Yea, prostrate, in the person of the worthiest of her sons, upon the heights of Carmel, the Church of the expectation will not raise herself up, till appears in the heavens the proximate sign of salvation’s raincloud (3 Kings, xviii. 42-46). Vainly, even anon seven times, shall it be answered her that as yet naught can be descried “arising sea-wards;” prolonging still her prayer and her tears, her lips parched by the ceaseless drought, and cleaving to the dust, she will yet linger on, awaiting the appearance of that fertilising cloud, the light cloud that beareth her God under human features. Then, forgetting her long fasts and weary expectant years, she will rise upon her feet, in all the vigour and beauty of her early youth; filled with the gladness the angel announceth to her, in the joy of that new Elias, whose birthday this Vigil promises on the morrow, she will follow him, the predestined Precursor, running (more truly than did the ancient Elias) before the chariot of Israel’s king.
May the prayer of Blessed John Baptist, O Lord, plead for us, that we may both understand and merit the mystery of thy Christ.
O Almighty and Eternal God, who in the days of Blessed John Baptist, didst fulfil the institutions of the Law and the declarations of the holy Prophets, grant we beseech thee, that figures and signs being ended, Truth Himself, by his own manifestation, may speak, Jesus Christ our Lord.

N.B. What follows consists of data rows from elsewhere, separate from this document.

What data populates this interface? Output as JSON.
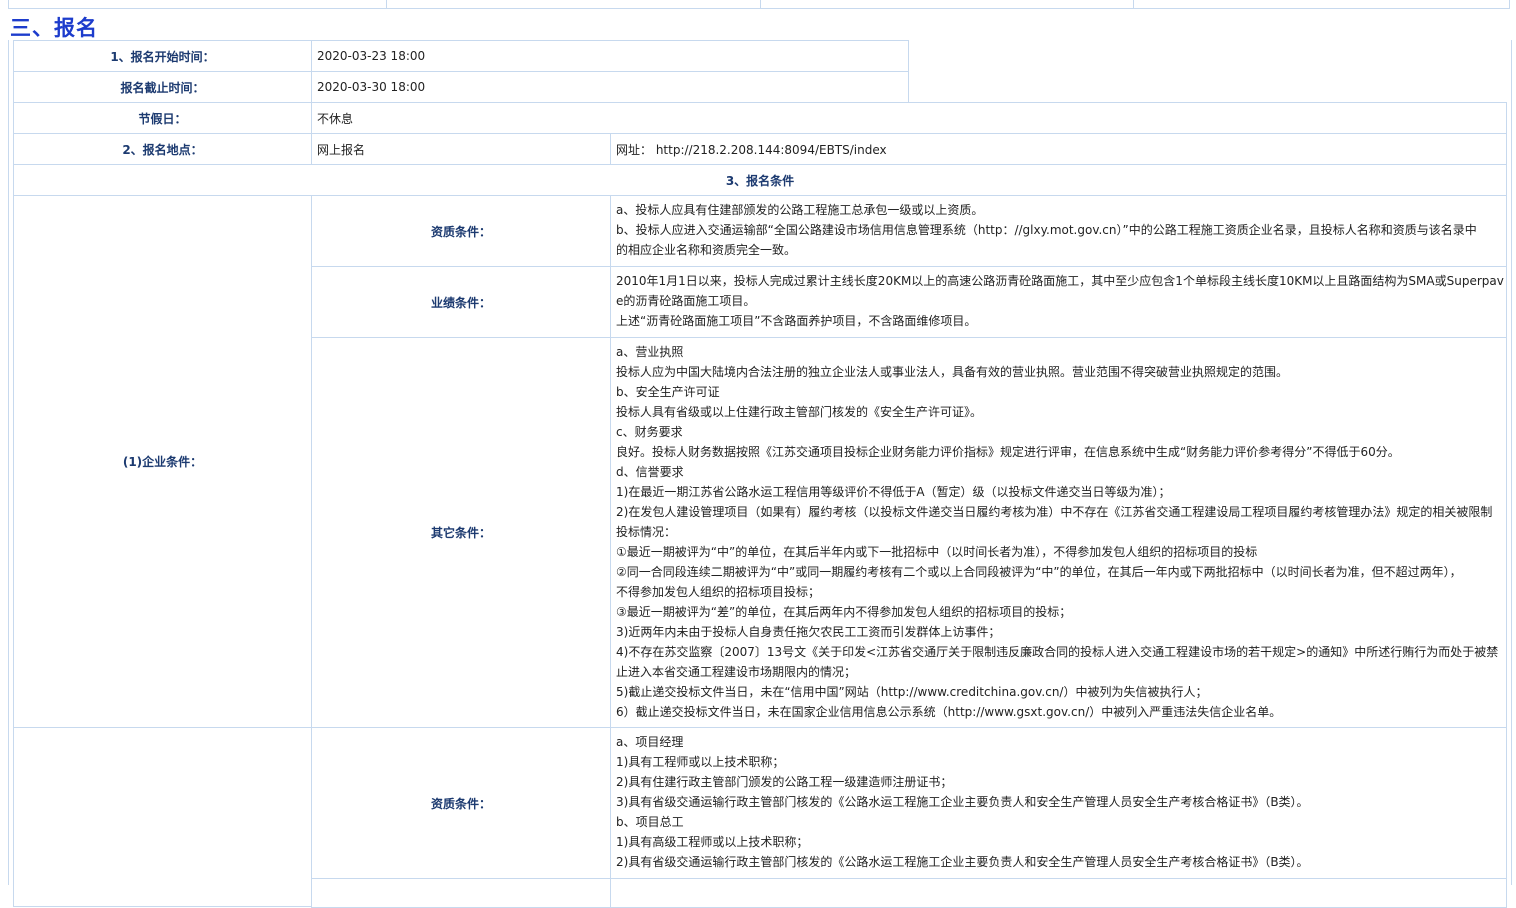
{
  "section_title": "三、报名",
  "rows": {
    "start_time": {
      "label": "1、报名开始时间：",
      "value": "2020-03-23 18:00"
    },
    "end_time": {
      "label": "报名截止时间：",
      "value": "2020-03-30 18:00"
    },
    "holiday": {
      "label": "节假日：",
      "value": "不休息"
    },
    "location": {
      "label": "2、报名地点：",
      "value": "网上报名",
      "url_label": "网址： http://218.2.208.144:8094/EBTS/index"
    },
    "conditions_header": "3、报名条件"
  },
  "enterprise": {
    "label": "(1)企业条件：",
    "qualification": {
      "label": "资质条件：",
      "lines": [
        "a、投标人应具有住建部颁发的公路工程施工总承包一级或以上资质。",
        "b、投标人应进入交通运输部“全国公路建设市场信用信息管理系统（http：//glxy.mot.gov.cn）”中的公路工程施工资质企业名录，且投标人名称和资质与该名录中",
        "的相应企业名称和资质完全一致。"
      ]
    },
    "performance": {
      "label": "业绩条件：",
      "lines": [
        "2010年1月1日以来，投标人完成过累计主线长度20KM以上的高速公路沥青砼路面施工，其中至少应包含1个单标段主线长度10KM以上且路面结构为SMA或Superpav",
        "e的沥青砼路面施工项目。",
        "上述“沥青砼路面施工项目”不含路面养护项目，不含路面维修项目。"
      ]
    },
    "other": {
      "label": "其它条件：",
      "lines": [
        "a、营业执照",
        "投标人应为中国大陆境内合法注册的独立企业法人或事业法人，具备有效的营业执照。营业范围不得突破营业执照规定的范围。",
        "b、安全生产许可证",
        "投标人具有省级或以上住建行政主管部门核发的《安全生产许可证》。",
        "c、财务要求",
        "良好。投标人财务数据按照《江苏交通项目投标企业财务能力评价指标》规定进行评审，在信息系统中生成“财务能力评价参考得分”不得低于60分。",
        "d、信誉要求",
        "1)在最近一期江苏省公路水运工程信用等级评价不得低于A（暂定）级（以投标文件递交当日等级为准）；",
        "2)在发包人建设管理项目（如果有）履约考核（以投标文件递交当日履约考核为准）中不存在《江苏省交通工程建设局工程项目履约考核管理办法》规定的相关被限制",
        "投标情况：",
        "①最近一期被评为“中”的单位，在其后半年内或下一批招标中（以时间长者为准），不得参加发包人组织的招标项目的投标",
        "②同一合同段连续二期被评为“中”或同一期履约考核有二个或以上合同段被评为“中”的单位，在其后一年内或下两批招标中（以时间长者为准，但不超过两年），",
        "不得参加发包人组织的招标项目投标；",
        "③最近一期被评为“差”的单位，在其后两年内不得参加发包人组织的招标项目的投标；",
        "3)近两年内未由于投标人自身责任拖欠农民工工资而引发群体上访事件；",
        "4)不存在苏交监察〔2007〕13号文《关于印发<江苏省交通厅关于限制违反廉政合同的投标人进入交通工程建设市场的若干规定>的通知》中所述行贿行为而处于被禁",
        "止进入本省交通工程建设市场期限内的情况；",
        "5)截止递交投标文件当日，未在“信用中国”网站（http://www.creditchina.gov.cn/）中被列为失信被执行人；",
        "6）截止递交投标文件当日，未在国家企业信用信息公示系统（http://www.gsxt.gov.cn/）中被列入严重违法失信企业名单。"
      ]
    }
  },
  "personnel": {
    "qualification": {
      "label": "资质条件：",
      "lines": [
        "a、项目经理",
        "1)具有工程师或以上技术职称；",
        "2)具有住建行政主管部门颁发的公路工程一级建造师注册证书；",
        "3)具有省级交通运输行政主管部门核发的《公路水运工程施工企业主要负责人和安全生产管理人员安全生产考核合格证书》（B类）。",
        "b、项目总工",
        "1)具有高级工程师或以上技术职称；",
        "2)具有省级交通运输行政主管部门核发的《公路水运工程施工企业主要负责人和安全生产管理人员安全生产考核合格证书》（B类）。"
      ]
    }
  }
}
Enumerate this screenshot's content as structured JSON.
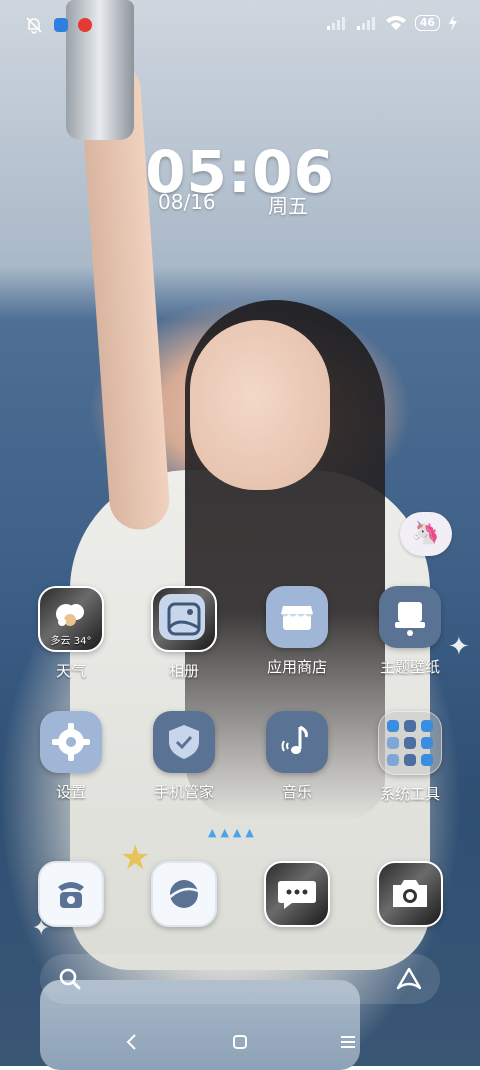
{
  "status_bar": {
    "battery_level": "46",
    "icons": [
      "bell-off-icon",
      "app-notification-icon",
      "app-notification-icon",
      "signal-icon",
      "signal-icon",
      "wifi-icon",
      "battery-icon",
      "charging-icon"
    ]
  },
  "clock": {
    "time": "05:06",
    "date": "08/16",
    "weekday": "周五"
  },
  "apps_row1": [
    {
      "label": "天气",
      "icon": "weather-icon",
      "widget_text": "多云 34°"
    },
    {
      "label": "相册",
      "icon": "gallery-icon"
    },
    {
      "label": "应用商店",
      "icon": "app-store-icon"
    },
    {
      "label": "主题壁纸",
      "icon": "themes-icon"
    }
  ],
  "apps_row2": [
    {
      "label": "设置",
      "icon": "gear-icon"
    },
    {
      "label": "手机管家",
      "icon": "shield-icon"
    },
    {
      "label": "音乐",
      "icon": "music-icon"
    },
    {
      "label": "系统工具",
      "icon": "folder-icon"
    }
  ],
  "dock": [
    {
      "icon": "phone-icon"
    },
    {
      "icon": "browser-icon"
    },
    {
      "icon": "message-icon"
    },
    {
      "icon": "camera-icon"
    }
  ],
  "page_indicator": "▲▲▲▲",
  "colors": {
    "icon_blue": "#9fb6d6",
    "icon_dark_blue": "#5a7395",
    "icon_light": "#f4f7fb"
  }
}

The Liturgical Year. 1904. Abbot Dom Gueranger, O.S.B. Translated from the French by Dom Laurence Shepherd, O.S.B. Imprimatur, 1910.